“We have asked the Russian side to take particular measures because Russia is building up its military potential on the four northern islands,” Onodera said after meeting his Russian counterpart, Sergei Shoigu, in Moscow. The Soviet Union seized the islands from Japan at the end of World War II.

Onodera said that the ground-based Aegis ballistic missile defense stations were solely intended to defend Japan and did not pose any threat to Russia.

Russia is concerned Japan is allowing Washington to use its territory as a base for a U.S. military build-up in north Asia under the pretext of countering North Korea.

President Vladimir Putin is expected to meet Japanese Prime Minister Shinzo Abe in September in Vladivostok in Russia’s Far East. Thailand Asks Britain to Extradite Convicted Former PM Yingluck

Thailand has asked Britain to extradite former prime minister Yingluck Shinawatra, overthrown in a coup in 2014 and sentenced in absentia to jail for negligence, Prime Minister Prayuth Chan-ocha said on Tuesday.

Yingluck fled the country last August to avoid being jailed over a rice subsidy scheme that ran up losses in the billions of dollars.

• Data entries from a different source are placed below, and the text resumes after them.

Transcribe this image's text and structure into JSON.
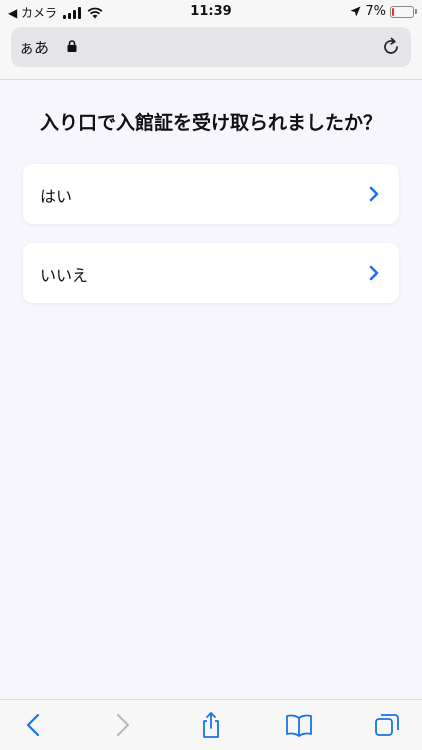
{
  "status_bar": {
    "back_label": "◀ カメラ",
    "time": "11:39",
    "battery_text": "7%",
    "battery_level": 0.07,
    "battery_color": "#e0322d"
  },
  "address_bar": {
    "text_size_label": "ぁあ",
    "icons": [
      "lock-icon",
      "reload-icon"
    ]
  },
  "page": {
    "question": "入り口で入館証を受け取られましたか？",
    "options": [
      {
        "label": "はい"
      },
      {
        "label": "いいえ"
      }
    ],
    "accent_color": "#1a73e8"
  },
  "toolbar": {
    "icons": [
      "back-icon",
      "forward-icon",
      "share-icon",
      "bookmarks-icon",
      "tabs-icon"
    ]
  }
}
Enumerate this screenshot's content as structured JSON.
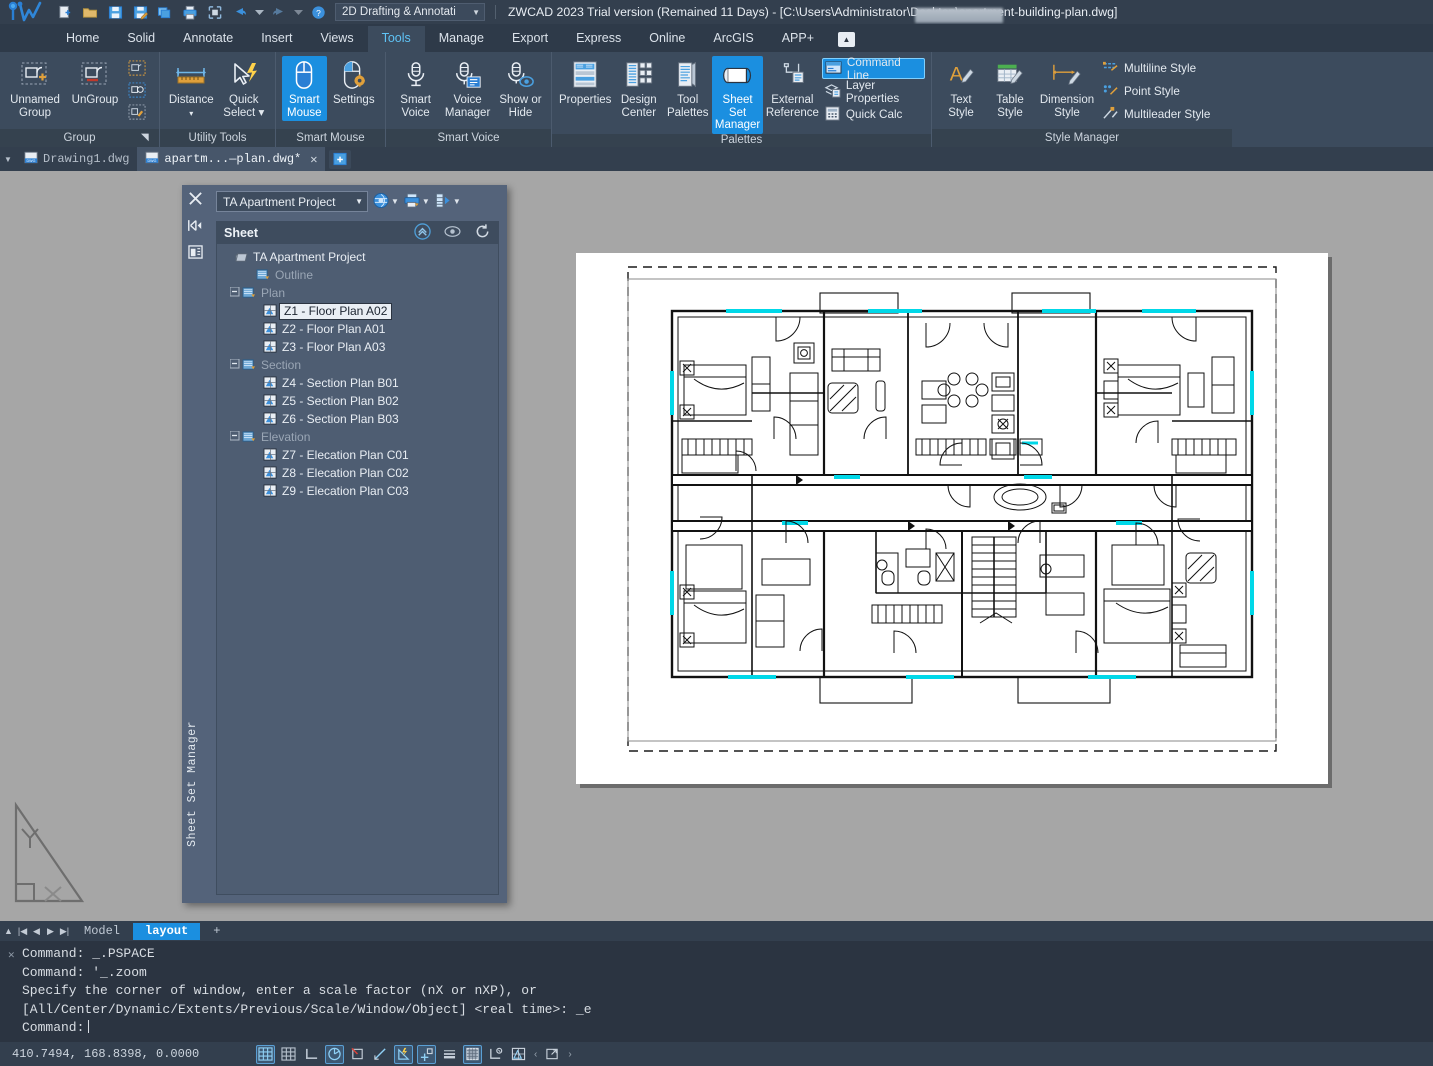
{
  "titlebar": {
    "workspace": "2D Drafting & Annotati",
    "title_prefix": "ZWCAD 2023 Trial version (Remained 11 Days) - [C:\\Users\\Administrator\\Desktop",
    "title_suffix": "\\apartment-building-plan.dwg]",
    "quick_access": [
      {
        "name": "new-icon",
        "label": "New"
      },
      {
        "name": "open-folder-icon",
        "label": "Open"
      },
      {
        "name": "save-icon",
        "label": "Save"
      },
      {
        "name": "save-as-icon",
        "label": "Save As"
      },
      {
        "name": "batch-plot-icon",
        "label": "Batch Plot"
      },
      {
        "name": "print-icon",
        "label": "Plot"
      },
      {
        "name": "print-preview-icon",
        "label": "Print Preview"
      },
      {
        "name": "undo-icon",
        "label": "Undo"
      },
      {
        "name": "undo-dropdown-icon",
        "label": "Undo list"
      },
      {
        "name": "redo-icon",
        "label": "Redo"
      },
      {
        "name": "redo-dropdown-icon",
        "label": "Redo list"
      },
      {
        "name": "help-icon",
        "label": "Help"
      }
    ]
  },
  "ribbon_tabs": [
    {
      "label": "Home",
      "active": false
    },
    {
      "label": "Solid",
      "active": false
    },
    {
      "label": "Annotate",
      "active": false
    },
    {
      "label": "Insert",
      "active": false
    },
    {
      "label": "Views",
      "active": false
    },
    {
      "label": "Tools",
      "active": true
    },
    {
      "label": "Manage",
      "active": false
    },
    {
      "label": "Export",
      "active": false
    },
    {
      "label": "Express",
      "active": false
    },
    {
      "label": "Online",
      "active": false
    },
    {
      "label": "ArcGIS",
      "active": false
    },
    {
      "label": "APP+",
      "active": false
    }
  ],
  "ribbon": {
    "groups": [
      {
        "title": "Group",
        "has_launcher": true,
        "buttons": [
          {
            "label": "Unnamed\nGroup",
            "line1": "Unnamed",
            "line2": "Group",
            "icon": "unnamed-group-icon",
            "selected": false
          },
          {
            "label": "UnGroup",
            "line1": "UnGroup",
            "line2": "",
            "icon": "ungroup-icon",
            "selected": false
          }
        ],
        "small_icons": [
          {
            "name": "group-edit-icon"
          },
          {
            "name": "group-select-icon"
          },
          {
            "name": "group-manager-icon"
          }
        ]
      },
      {
        "title": "Utility Tools",
        "has_launcher": false,
        "buttons": [
          {
            "line1": "Distance",
            "line2": "▾",
            "icon": "distance-icon",
            "selected": false
          },
          {
            "line1": "Quick",
            "line2": "Select ▾",
            "icon": "quick-select-icon",
            "selected": false
          }
        ],
        "small_icons": []
      },
      {
        "title": "Smart Mouse",
        "has_launcher": false,
        "buttons": [
          {
            "line1": "Smart",
            "line2": "Mouse",
            "icon": "smart-mouse-icon",
            "selected": true
          },
          {
            "line1": "Settings",
            "line2": "",
            "icon": "smart-mouse-settings-icon",
            "selected": false
          }
        ],
        "small_icons": []
      },
      {
        "title": "Smart Voice",
        "has_launcher": false,
        "buttons": [
          {
            "line1": "Smart",
            "line2": "Voice",
            "icon": "smart-voice-icon",
            "selected": false
          },
          {
            "line1": "Voice",
            "line2": "Manager",
            "icon": "voice-manager-icon",
            "selected": false
          },
          {
            "line1": "Show or",
            "line2": "Hide",
            "icon": "show-or-hide-icon",
            "selected": false
          }
        ],
        "small_icons": []
      },
      {
        "title": "Palettes",
        "has_launcher": false,
        "buttons": [
          {
            "line1": "Properties",
            "line2": "",
            "icon": "properties-icon",
            "selected": false
          },
          {
            "line1": "Design",
            "line2": "Center",
            "icon": "design-center-icon",
            "selected": false
          },
          {
            "line1": "Tool",
            "line2": "Palettes",
            "icon": "tool-palettes-icon",
            "selected": false
          },
          {
            "line1": "Sheet Set",
            "line2": "Manager",
            "icon": "sheet-set-manager-icon",
            "selected": true
          },
          {
            "line1": "External",
            "line2": "Reference",
            "icon": "external-reference-icon",
            "selected": false
          }
        ],
        "stack_items": [
          {
            "label": "Command Line",
            "icon": "command-line-icon",
            "selected": true
          },
          {
            "label": "Layer Properties",
            "icon": "layer-properties-icon",
            "selected": false
          },
          {
            "label": "Quick Calc",
            "icon": "quick-calc-icon",
            "selected": false
          }
        ]
      },
      {
        "title": "Style Manager",
        "has_launcher": false,
        "buttons": [
          {
            "line1": "Text",
            "line2": "Style",
            "icon": "text-style-icon",
            "selected": false
          },
          {
            "line1": "Table",
            "line2": "Style",
            "icon": "table-style-icon",
            "selected": false
          },
          {
            "line1": "Dimension",
            "line2": "Style",
            "icon": "dimension-style-icon",
            "selected": false
          }
        ],
        "stack_items": [
          {
            "label": "Multiline Style",
            "icon": "multiline-style-icon",
            "selected": false
          },
          {
            "label": "Point Style",
            "icon": "point-style-icon",
            "selected": false
          },
          {
            "label": "Multileader Style",
            "icon": "multileader-style-icon",
            "selected": false
          }
        ]
      }
    ]
  },
  "doc_tabs": [
    {
      "label": "Drawing1.dwg",
      "active": false,
      "closable": false
    },
    {
      "label": "apartm...—plan.dwg*",
      "active": true,
      "closable": true
    }
  ],
  "sheet_set_manager": {
    "vertical_title": "Sheet Set Manager",
    "project_combo": "TA Apartment Project",
    "toolbar": [
      {
        "name": "sheet-set-publish-icon"
      },
      {
        "name": "sheet-set-plot-icon"
      },
      {
        "name": "sheet-set-etransmit-icon"
      }
    ],
    "panel_header": "Sheet",
    "header_icons": [
      {
        "name": "collapse-all-icon"
      },
      {
        "name": "preview-icon"
      },
      {
        "name": "refresh-icon"
      }
    ],
    "tree": [
      {
        "depth": 0,
        "label": "TA Apartment Project",
        "type": "root",
        "expanded": true,
        "selected": false,
        "icon": "sheet-set-root-icon"
      },
      {
        "depth": 1,
        "label": "Outline",
        "type": "subset",
        "expanded": null,
        "selected": false,
        "icon": "subset-icon"
      },
      {
        "depth": 1,
        "label": "Plan",
        "type": "subset",
        "expanded": true,
        "selected": false,
        "icon": "subset-icon"
      },
      {
        "depth": 2,
        "label": "Z1 - Floor Plan A02",
        "type": "sheet",
        "expanded": null,
        "selected": true,
        "icon": "sheet-icon"
      },
      {
        "depth": 2,
        "label": "Z2 - Floor Plan A01",
        "type": "sheet",
        "expanded": null,
        "selected": false,
        "icon": "sheet-icon"
      },
      {
        "depth": 2,
        "label": "Z3 - Floor Plan A03",
        "type": "sheet",
        "expanded": null,
        "selected": false,
        "icon": "sheet-icon"
      },
      {
        "depth": 1,
        "label": "Section",
        "type": "subset",
        "expanded": true,
        "selected": false,
        "icon": "subset-icon"
      },
      {
        "depth": 2,
        "label": "Z4 - Section Plan B01",
        "type": "sheet",
        "expanded": null,
        "selected": false,
        "icon": "sheet-icon"
      },
      {
        "depth": 2,
        "label": "Z5 - Section Plan B02",
        "type": "sheet",
        "expanded": null,
        "selected": false,
        "icon": "sheet-icon"
      },
      {
        "depth": 2,
        "label": "Z6 - Section Plan B03",
        "type": "sheet",
        "expanded": null,
        "selected": false,
        "icon": "sheet-icon"
      },
      {
        "depth": 1,
        "label": "Elevation",
        "type": "subset",
        "expanded": true,
        "selected": false,
        "icon": "subset-icon"
      },
      {
        "depth": 2,
        "label": "Z7 - Elecation Plan C01",
        "type": "sheet",
        "expanded": null,
        "selected": false,
        "icon": "sheet-icon"
      },
      {
        "depth": 2,
        "label": "Z8 - Elecation Plan C02",
        "type": "sheet",
        "expanded": null,
        "selected": false,
        "icon": "sheet-icon"
      },
      {
        "depth": 2,
        "label": "Z9 - Elecation Plan C03",
        "type": "sheet",
        "expanded": null,
        "selected": false,
        "icon": "sheet-icon"
      }
    ]
  },
  "layout_tabs": {
    "nav": [
      "⏮",
      "◀",
      "▶",
      "⏭"
    ],
    "tabs": [
      {
        "label": "Model",
        "active": false
      },
      {
        "label": "layout",
        "active": true
      }
    ],
    "add_label": "+"
  },
  "command_line": {
    "lines": [
      "Command: _.PSPACE",
      "Command: '_.zoom",
      "Specify the corner of window, enter a scale factor (nX or nXP), or",
      "[All/Center/Dynamic/Extents/Previous/Scale/Window/Object] <real time>: _e",
      "Command:"
    ],
    "prompt": "Command:"
  },
  "status_bar": {
    "coordinates": "410.7494,  168.8398,  0.0000",
    "toggles": [
      {
        "name": "snap-icon",
        "on": true
      },
      {
        "name": "grid-icon",
        "on": false
      },
      {
        "name": "ortho-icon",
        "on": false
      },
      {
        "name": "polar-tracking-icon",
        "on": true
      },
      {
        "name": "osnap-icon",
        "on": false
      },
      {
        "name": "otrack-icon",
        "on": false
      },
      {
        "name": "dynamic-ucs-icon",
        "on": true
      },
      {
        "name": "dynamic-input-icon",
        "on": true
      },
      {
        "name": "lineweight-icon",
        "on": false
      },
      {
        "name": "transparency-icon",
        "on": true
      },
      {
        "name": "quick-properties-icon",
        "on": false
      },
      {
        "name": "selection-cycling-icon",
        "on": false
      },
      {
        "name": "annotation-scale-left-icon",
        "on": false
      },
      {
        "name": "fullscreen-icon",
        "on": false
      },
      {
        "name": "annotation-scale-right-icon",
        "on": false
      }
    ]
  },
  "colors": {
    "accent": "#1b8fe0",
    "ribbon_bg": "#3c4b5d",
    "titlebar_bg": "#333f4e",
    "canvas_bg": "#a6a6a6",
    "paper": "#ffffff",
    "panel_bg": "#54637a",
    "tree_bg": "#4e5d72",
    "highlight_cyan": "#00e5ef"
  }
}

She has denied wrongdoing and said the trial was politically motivated.

The Supreme Court sentenced her in absentia to five years’ jail last September.

Prayuth said the request was a necessary procedure between the two countries which share an extradition treaty.

“We cannot go and arrest people abroad so it is up to that country to arrest and send [her] to us,” Prayuth said.

Yingluck and her brother, ousted former prime minister Thaksin Shinawatra, have been at the center of a power struggle that has dominated Thai politics for more than a decade, pitting traditional royalist and the military elite against the Shinawatra family and their supporters in the rural north and northeast.